In 1984 Monte J. Brough, a General Authority of the Church of Jesus Christ, made a trip to Mongolia to do some hunting. He loved the country and its people and wished the gospel of Jesus Christ could be preached there.

He returned to Mongolia in 1992, this time as a member of the Asia Area Presidency, to explore the possibility of the church offering humanitarian aid to the country. After months of negotiation, the church was permitted to send six missionary couples to teach the gospel and assist in the country's higher education fund. [2]
Mongolia Mormons

Mongolia is the most sparsely populated country in the world. It suffers terrible extremes in weather. Nearly half its citizens live in the capital, Ulan Bator. Ninety-five percent of the population are Mongols, and about that many follow Tibetan Buddhism as their faith. It took many years during the first half of the twentieth century for Mongolia to win its independence from China and establish itself as a nation. Pretty much following the political winds of the Soviet Union, Mongolia saw its own Democratic Revolution in early 1990, which led to a multi-party system, a new constitution in 1992, and transition to a market economy (Wikipedia). It was in 1992 that the LDS Church began its humanitarian aid and was able to bring in a handful of senior missionary couples.

The first sacrament meeting was conducted in 1992 in the apartment of lead missionary couple Kenneth and Donna Beesley. The first two converts—Lamjav Purevsuren and Tsendkhuu Bat-Ulzii—were baptized February 6, 1993. Six months later, the first six elder missionaries arrived (in matching winter gear) prepared to teach English and share the gospel with inquiring Mongolians. That same year, Elder Neal A. Maxwell visited the country, dedicated the land for missionary work, and hosted a reception in which 50 government officials attended. In 1994, the Church was officially registered with the Mongolian government. One year later, the first mission—the Mongolia Ulaanbaatar Mission—officially opened, and a year after that, the first four sister missionaries arrived. In 2001, the Book of Mormon was translated into Mongolian and distributed among the Saints. In 2009, the first Mongolian stake was organized. And last year, the ten thousandth member was baptized.
“I believe our Church is the largest Christian organization in Mongolia,” says Allen Andersen, a former member of the Seventy and Mongolia’s mission president from 2007–2008. “There are not many countries where the Church can make such a claim.”
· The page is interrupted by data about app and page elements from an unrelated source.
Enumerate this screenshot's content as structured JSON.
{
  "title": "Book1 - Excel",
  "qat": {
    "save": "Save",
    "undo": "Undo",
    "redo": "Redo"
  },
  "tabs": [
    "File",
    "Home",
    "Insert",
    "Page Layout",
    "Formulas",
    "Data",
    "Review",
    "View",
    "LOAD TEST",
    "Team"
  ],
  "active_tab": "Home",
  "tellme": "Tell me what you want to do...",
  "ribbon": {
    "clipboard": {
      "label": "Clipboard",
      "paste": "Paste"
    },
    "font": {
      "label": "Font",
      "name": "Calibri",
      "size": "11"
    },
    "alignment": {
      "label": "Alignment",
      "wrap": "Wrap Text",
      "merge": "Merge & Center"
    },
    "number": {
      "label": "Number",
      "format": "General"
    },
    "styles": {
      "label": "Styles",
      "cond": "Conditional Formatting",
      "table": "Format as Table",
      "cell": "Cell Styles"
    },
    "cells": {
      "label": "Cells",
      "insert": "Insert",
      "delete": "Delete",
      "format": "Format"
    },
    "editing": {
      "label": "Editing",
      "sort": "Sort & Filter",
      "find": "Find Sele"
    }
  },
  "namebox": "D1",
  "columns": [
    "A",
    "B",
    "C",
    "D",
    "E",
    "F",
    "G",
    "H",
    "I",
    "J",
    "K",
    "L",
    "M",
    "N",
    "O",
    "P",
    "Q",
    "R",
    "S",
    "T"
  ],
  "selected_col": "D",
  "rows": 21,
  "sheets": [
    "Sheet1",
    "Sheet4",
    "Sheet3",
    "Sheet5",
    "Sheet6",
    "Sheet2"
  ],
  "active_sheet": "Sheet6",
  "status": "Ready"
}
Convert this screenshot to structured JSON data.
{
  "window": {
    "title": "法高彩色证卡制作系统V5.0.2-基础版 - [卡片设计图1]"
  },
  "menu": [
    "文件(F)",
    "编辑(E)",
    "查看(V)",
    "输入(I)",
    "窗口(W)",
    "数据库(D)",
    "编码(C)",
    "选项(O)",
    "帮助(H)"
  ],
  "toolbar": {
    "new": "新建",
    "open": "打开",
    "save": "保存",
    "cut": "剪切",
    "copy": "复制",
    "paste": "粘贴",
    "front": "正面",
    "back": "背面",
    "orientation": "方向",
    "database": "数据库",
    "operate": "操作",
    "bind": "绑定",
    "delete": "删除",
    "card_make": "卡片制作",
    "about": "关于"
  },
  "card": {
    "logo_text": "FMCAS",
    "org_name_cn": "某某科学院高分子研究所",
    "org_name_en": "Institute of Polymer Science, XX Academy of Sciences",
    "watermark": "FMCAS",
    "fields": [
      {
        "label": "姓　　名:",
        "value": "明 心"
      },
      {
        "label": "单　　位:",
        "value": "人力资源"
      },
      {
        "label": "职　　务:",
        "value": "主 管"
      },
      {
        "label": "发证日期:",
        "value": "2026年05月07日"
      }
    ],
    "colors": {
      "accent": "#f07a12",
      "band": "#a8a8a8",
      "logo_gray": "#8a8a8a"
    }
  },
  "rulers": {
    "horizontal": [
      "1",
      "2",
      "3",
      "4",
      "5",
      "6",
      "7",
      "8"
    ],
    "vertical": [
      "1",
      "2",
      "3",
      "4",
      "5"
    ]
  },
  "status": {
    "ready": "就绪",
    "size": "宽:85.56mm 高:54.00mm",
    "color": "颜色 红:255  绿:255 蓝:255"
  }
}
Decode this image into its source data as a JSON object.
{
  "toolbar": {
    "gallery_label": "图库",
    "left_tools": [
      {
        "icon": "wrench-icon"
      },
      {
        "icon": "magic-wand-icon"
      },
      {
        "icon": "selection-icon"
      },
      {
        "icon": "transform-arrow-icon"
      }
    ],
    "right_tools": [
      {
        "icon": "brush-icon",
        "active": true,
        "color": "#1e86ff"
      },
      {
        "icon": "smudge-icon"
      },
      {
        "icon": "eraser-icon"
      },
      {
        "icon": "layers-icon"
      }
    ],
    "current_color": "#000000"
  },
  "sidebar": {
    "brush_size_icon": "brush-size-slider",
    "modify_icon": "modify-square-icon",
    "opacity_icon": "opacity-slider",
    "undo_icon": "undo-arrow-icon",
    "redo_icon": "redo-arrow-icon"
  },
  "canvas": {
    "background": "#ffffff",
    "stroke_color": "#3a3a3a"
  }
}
Mongolian Latter-day Saints are invested in their faith and serve very actively. Every tenth member of the Church is serving a mission. Older converts are attending institute to make up for lost time. And youth often make the trek to seminary in temperatures south of freezing. Religious discrimination and even forms of persecution are common against Mormons in Mongolia, so Latter-day Saints definitely feel like a minority. Still their numbers burgeon and their dedication increases.

More than a thousand Mongolian members have served missions, and “every member a missionary” is a practice—not a slogan. “Much of the missionary work is done with members and member referrals,” Andersen says. “It is a wonderful thing to attend the missionary firesides in Mongolia. Many non-member family and friends attend, and there is standing room only in a room filled with the Spirit.”
Foreign missionaries are not allowed to proselyte or wear name badges on the street, but they can answer questions when asked. There is no door knocking. They only go to homes upon invitation. They also teach English classes in various locations (schools, businesses, police academies, etc.).
“One of the biggest surprises in Mongolia is the number of native Mongolian missionaries who comprise the mission,” Sister Clark says. In late 2010, we had just seven American elders out of a total of 125 missionaries. By March 2011, that number dropped to four. Almost half of our missionaries were Mongolian sisters!”
Trips to the Hong Kong Temple require a three-day train ride each way, and the Saints’ temple trips are often 16 days in length. “They spend all of one week going to almost every session, every day. Because of the expense involved, it is often a once-in-a-lifetime experience for many of them.” [3]

*Learn more about Mormon missionaries.